(Stored items from a collection)
- Opening Delimiter -

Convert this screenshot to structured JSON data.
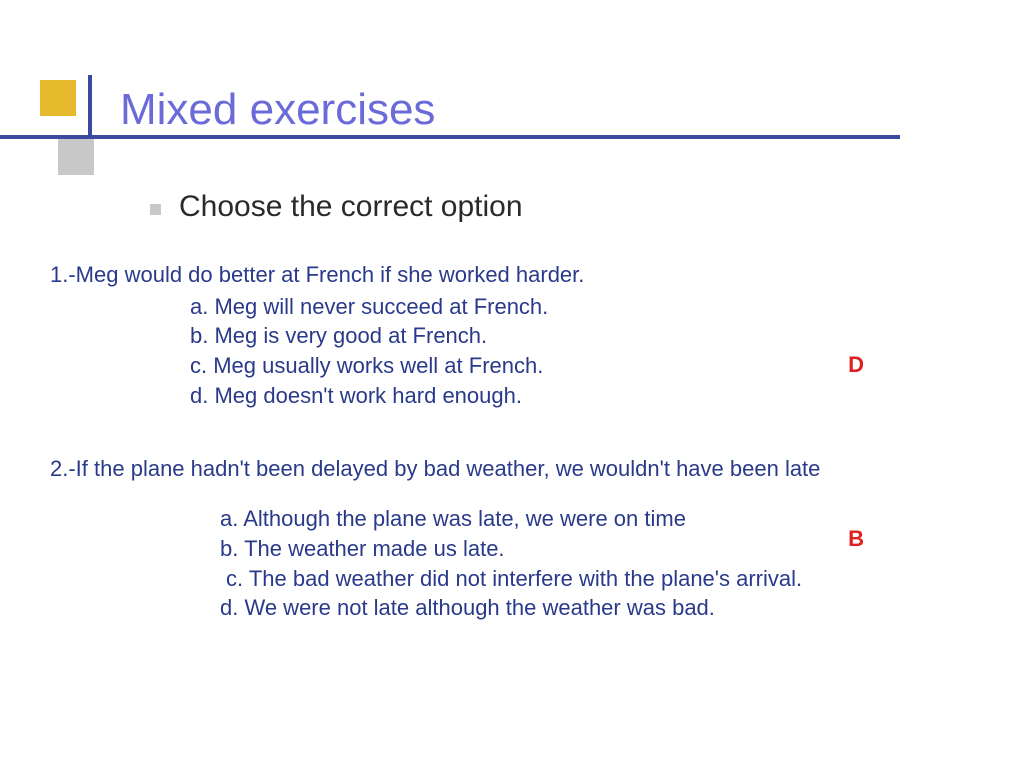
{
  "slide": {
    "title": "Mixed exercises",
    "subtitle": "Choose the correct option"
  },
  "questions": [
    {
      "stem": "1.-Meg would do better at French if she worked harder.",
      "options": {
        "a": "a. Meg will never succeed at French.",
        "b": "b. Meg is very good at French.",
        "c": "c. Meg usually works well at French.",
        "d": "d. Meg doesn't work hard enough."
      },
      "answer": "D"
    },
    {
      "stem": "2.-If the plane hadn't been delayed by bad weather, we wouldn't have been late",
      "options": {
        "a": "a. Although the plane was late, we were on time",
        "b": "b. The weather made us late.",
        "c": " c. The bad weather did not interfere with the plane's arrival.",
        "d": "d. We were not late although the weather was bad."
      },
      "answer": "B"
    }
  ]
}
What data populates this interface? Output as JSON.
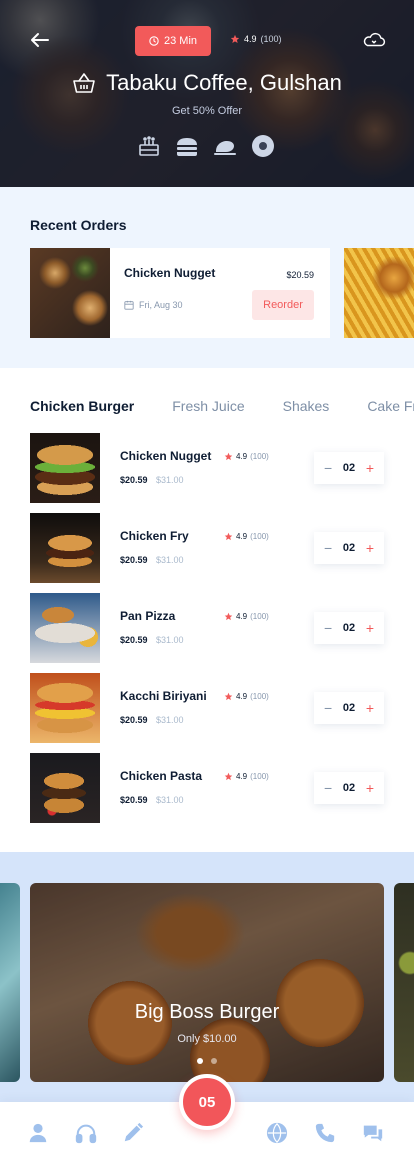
{
  "header": {
    "delivery_time": "23 Min",
    "rating": "4.9",
    "rating_count": "(100)",
    "restaurant_name": "Tabaku Coffee, Gulshan",
    "offer": "Get 50% Offer",
    "category_icons": [
      "cake-icon",
      "burger-icon",
      "chicken-icon",
      "donut-icon"
    ]
  },
  "recent_orders": {
    "title": "Recent Orders",
    "orders": [
      {
        "name": "Chicken Nugget",
        "price": "$20.59",
        "date": "Fri, Aug 30",
        "action": "Reorder"
      }
    ]
  },
  "menu": {
    "tabs": [
      "Chicken Burger",
      "Fresh Juice",
      "Shakes",
      "Cake Fr"
    ],
    "active_tab": 0,
    "items": [
      {
        "name": "Chicken Nugget",
        "rating": "4.9",
        "rating_count": "(100)",
        "price": "$20.59",
        "old_price": "$31.00",
        "qty": "02"
      },
      {
        "name": "Chicken Fry",
        "rating": "4.9",
        "rating_count": "(100)",
        "price": "$20.59",
        "old_price": "$31.00",
        "qty": "02"
      },
      {
        "name": "Pan Pizza",
        "rating": "4.9",
        "rating_count": "(100)",
        "price": "$20.59",
        "old_price": "$31.00",
        "qty": "02"
      },
      {
        "name": "Kacchi Biriyani",
        "rating": "4.9",
        "rating_count": "(100)",
        "price": "$20.59",
        "old_price": "$31.00",
        "qty": "02"
      },
      {
        "name": "Chicken Pasta",
        "rating": "4.9",
        "rating_count": "(100)",
        "price": "$20.59",
        "old_price": "$31.00",
        "qty": "02"
      }
    ],
    "stepper": {
      "minus": "−",
      "plus": "+"
    }
  },
  "promo": {
    "title": "Big Boss Burger",
    "subtitle": "Only $10.00",
    "active_dot": 0
  },
  "bottom_nav": {
    "cart_count": "05",
    "icons": [
      "user-icon",
      "headphones-icon",
      "pencil-icon",
      "globe-icon",
      "phone-icon",
      "chat-icon"
    ]
  },
  "colors": {
    "accent": "#f25a5a",
    "primary_text": "#0f1d33",
    "muted_text": "#7e8fa6",
    "nav_icon": "#9fc0ec"
  }
}
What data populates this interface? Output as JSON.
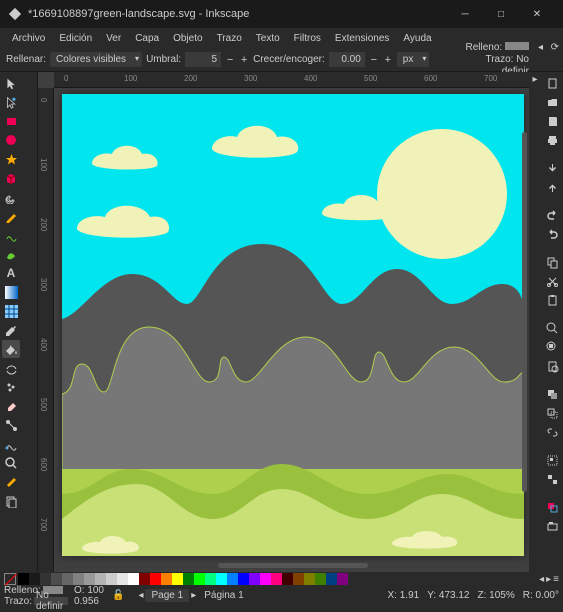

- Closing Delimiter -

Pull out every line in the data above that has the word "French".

# [Exercise solution]
      "stem": "1.-Meg would do better at French if she worked harder.",
        "a": "a. Meg will never succeed at French.",
        "b": "b. Meg is very good at French.",
        "c": "c. Meg usually works well at French.",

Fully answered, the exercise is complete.